→ ASSIGNMENT:
Your answer must be the full listing, word for word, with no images in it.

- Opening Delimiter -

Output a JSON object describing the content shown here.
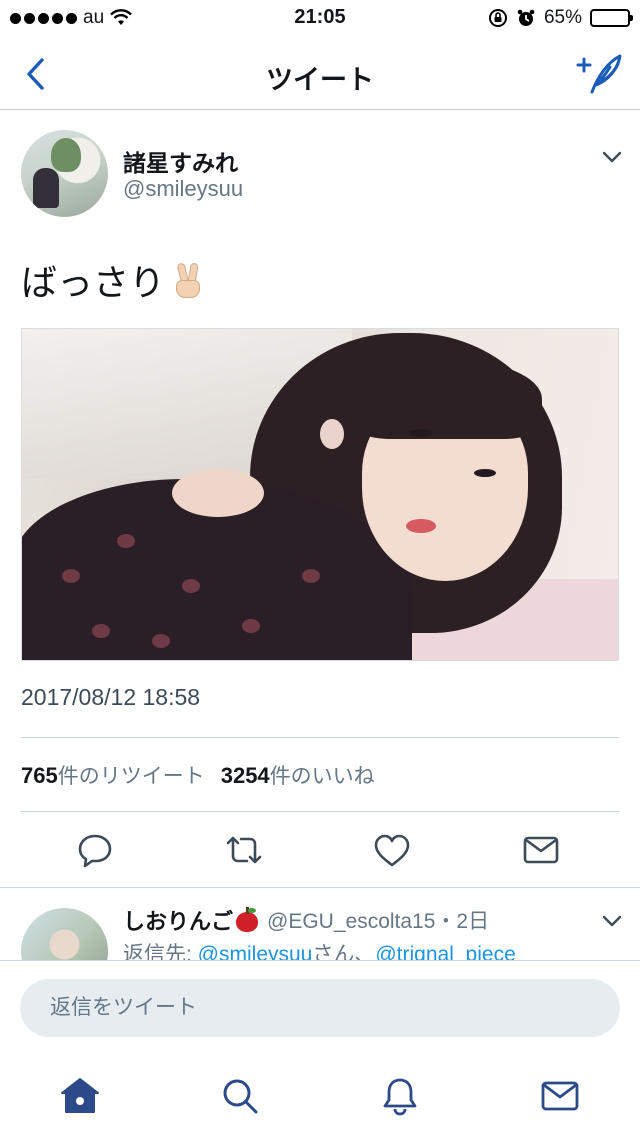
{
  "status_bar": {
    "carrier": "au",
    "time": "21:05",
    "battery_percent": "65%",
    "battery_level": 0.65
  },
  "nav": {
    "title": "ツイート",
    "back_icon": "chevron-left-icon",
    "compose_icon": "compose-tweet-icon"
  },
  "tweet": {
    "user_name": "諸星すみれ",
    "user_handle": "@smileysuu",
    "text": "ばっさり",
    "emoji": "victory-hand",
    "timestamp": "2017/08/12 18:58",
    "retweet_count": "765",
    "retweet_label": "件のリツイート",
    "like_count": "3254",
    "like_label": "件のいいね",
    "actions": [
      "reply-icon",
      "retweet-icon",
      "like-icon",
      "direct-message-icon"
    ]
  },
  "reply": {
    "user_name": "しおりんご",
    "handle_time": "@EGU_escolta15・2日",
    "reply_to_prefix": "返信先: ",
    "reply_to_mention_1": "@smileysuu",
    "reply_to_sep": "さん、",
    "reply_to_mention_2": "@trignal_piece"
  },
  "composer": {
    "placeholder": "返信をツイート"
  },
  "tabbar": {
    "items": [
      "home-icon",
      "search-icon",
      "notifications-icon",
      "messages-icon"
    ],
    "active": "home-icon"
  },
  "colors": {
    "accent": "#1b95e0",
    "icon_dark_blue": "#2c4a8a",
    "secondary_text": "#657786"
  }
}
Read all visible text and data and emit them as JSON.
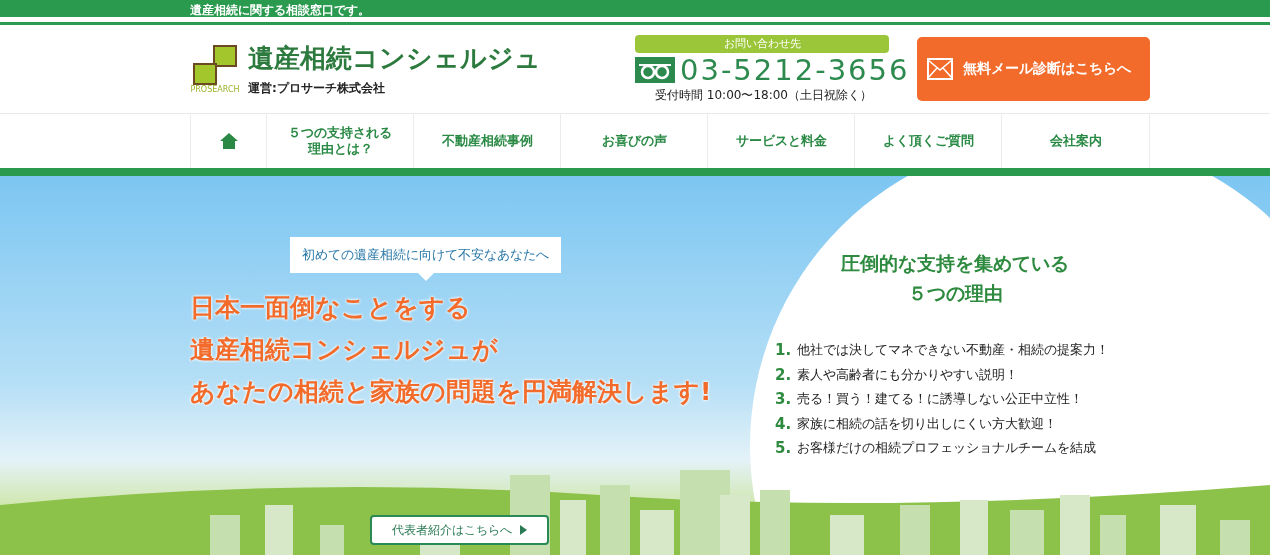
{
  "top_bar": {
    "text": "遺産相続に関する相談窓口です。"
  },
  "header": {
    "logo": {
      "title": "遺産相続コンシェルジュ",
      "subtitle": "運営:プロサーチ株式会社",
      "mark_text": "PROSEARCH"
    },
    "contact": {
      "label": "お問い合わせ先",
      "phone": "03-5212-3656",
      "hours": "受付時間 10:00〜18:00（土日祝除く）"
    },
    "mail_button": "無料メール診断はこちらへ"
  },
  "nav": {
    "items": [
      {
        "kind": "home"
      },
      {
        "kind": "text",
        "label": "５つの支持される理由とは？"
      },
      {
        "kind": "text",
        "label": "不動産相続事例"
      },
      {
        "kind": "text",
        "label": "お喜びの声"
      },
      {
        "kind": "text",
        "label": "サービスと料金"
      },
      {
        "kind": "text",
        "label": "よく頂くご質問"
      },
      {
        "kind": "text",
        "label": "会社案内"
      }
    ]
  },
  "hero": {
    "bubble": "初めての遺産相続に向けて不安なあなたへ",
    "headline": [
      "日本一面倒なことをする",
      "遺産相続コンシェルジュが",
      "あなたの相続と家族の問題を円満解決します!"
    ],
    "reasons": {
      "title": [
        "圧倒的な支持を集めている",
        "５つの理由"
      ],
      "items": [
        {
          "number": "1.",
          "text": "他社では決してマネできない不動産・相続の提案力！"
        },
        {
          "number": "2.",
          "text": "素人や高齢者にも分かりやすい説明！"
        },
        {
          "number": "3.",
          "text": "売る！買う！建てる！に誘導しない公正中立性！"
        },
        {
          "number": "4.",
          "text": "家族に相続の話を切り出しにくい方大歓迎！"
        },
        {
          "number": "5.",
          "text": "お客様だけの相続プロフェッショナルチームを結成"
        }
      ]
    },
    "button": "代表者紹介はこちらへ"
  }
}
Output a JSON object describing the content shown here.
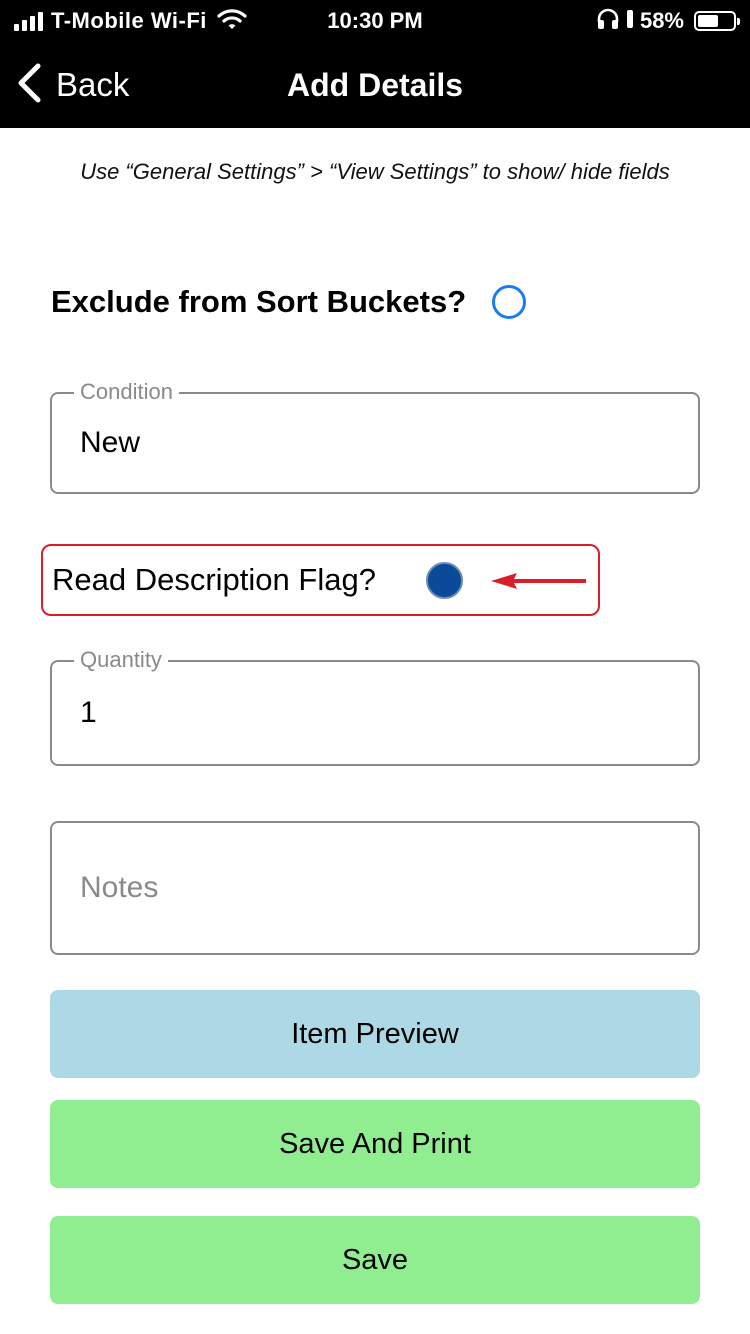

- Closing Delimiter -

→ RESPONSE FOR THIS EXERCISE:
Output a JSON object describing the content shown here.
{
  "status_bar": {
    "carrier": "au",
    "time": "21:05",
    "battery_percent": "65%",
    "battery_level": 0.65
  },
  "nav": {
    "title": "ツイート",
    "back_icon": "chevron-left-icon",
    "compose_icon": "compose-tweet-icon"
  },
  "tweet": {
    "user_name": "諸星すみれ",
    "user_handle": "@smileysuu",
    "text": "ばっさり",
    "emoji": "victory-hand",
    "timestamp": "2017/08/12 18:58",
    "retweet_count": "765",
    "retweet_label": "件のリツイート",
    "like_count": "3254",
    "like_label": "件のいいね",
    "actions": [
      "reply-icon",
      "retweet-icon",
      "like-icon",
      "direct-message-icon"
    ]
  },
  "reply": {
    "user_name": "しおりんご",
    "handle_time": "@EGU_escolta15・2日",
    "reply_to_prefix": "返信先: ",
    "reply_to_mention_1": "@smileysuu",
    "reply_to_sep": "さん、",
    "reply_to_mention_2": "@trignal_piece"
  },
  "composer": {
    "placeholder": "返信をツイート"
  },
  "tabbar": {
    "items": [
      "home-icon",
      "search-icon",
      "notifications-icon",
      "messages-icon"
    ],
    "active": "home-icon"
  },
  "colors": {
    "accent": "#1b95e0",
    "icon_dark_blue": "#2c4a8a",
    "secondary_text": "#657786"
  }
}
Read all visible text and data and emit them as JSON.
{
  "top_bar": {
    "text": "遺産相続に関する相談窓口です。"
  },
  "header": {
    "logo": {
      "title": "遺産相続コンシェルジュ",
      "subtitle": "運営:プロサーチ株式会社",
      "mark_text": "PROSEARCH"
    },
    "contact": {
      "label": "お問い合わせ先",
      "phone": "03-5212-3656",
      "hours": "受付時間 10:00〜18:00（土日祝除く）"
    },
    "mail_button": "無料メール診断はこちらへ"
  },
  "nav": {
    "items": [
      {
        "kind": "home"
      },
      {
        "kind": "text",
        "label": "５つの支持される理由とは？"
      },
      {
        "kind": "text",
        "label": "不動産相続事例"
      },
      {
        "kind": "text",
        "label": "お喜びの声"
      },
      {
        "kind": "text",
        "label": "サービスと料金"
      },
      {
        "kind": "text",
        "label": "よく頂くご質問"
      },
      {
        "kind": "text",
        "label": "会社案内"
      }
    ]
  },
  "hero": {
    "bubble": "初めての遺産相続に向けて不安なあなたへ",
    "headline": [
      "日本一面倒なことをする",
      "遺産相続コンシェルジュが",
      "あなたの相続と家族の問題を円満解決します!"
    ],
    "reasons": {
      "title": [
        "圧倒的な支持を集めている",
        "５つの理由"
      ],
      "items": [
        {
          "number": "1.",
          "text": "他社では決してマネできない不動産・相続の提案力！"
        },
        {
          "number": "2.",
          "text": "素人や高齢者にも分かりやすい説明！"
        },
        {
          "number": "3.",
          "text": "売る！買う！建てる！に誘導しない公正中立性！"
        },
        {
          "number": "4.",
          "text": "家族に相続の話を切り出しにくい方大歓迎！"
        },
        {
          "number": "5.",
          "text": "お客様だけの相続プロフェッショナルチームを結成"
        }
      ]
    },
    "button": "代表者紹介はこちらへ"
  }
}
Output a JSON object describing the content shown here.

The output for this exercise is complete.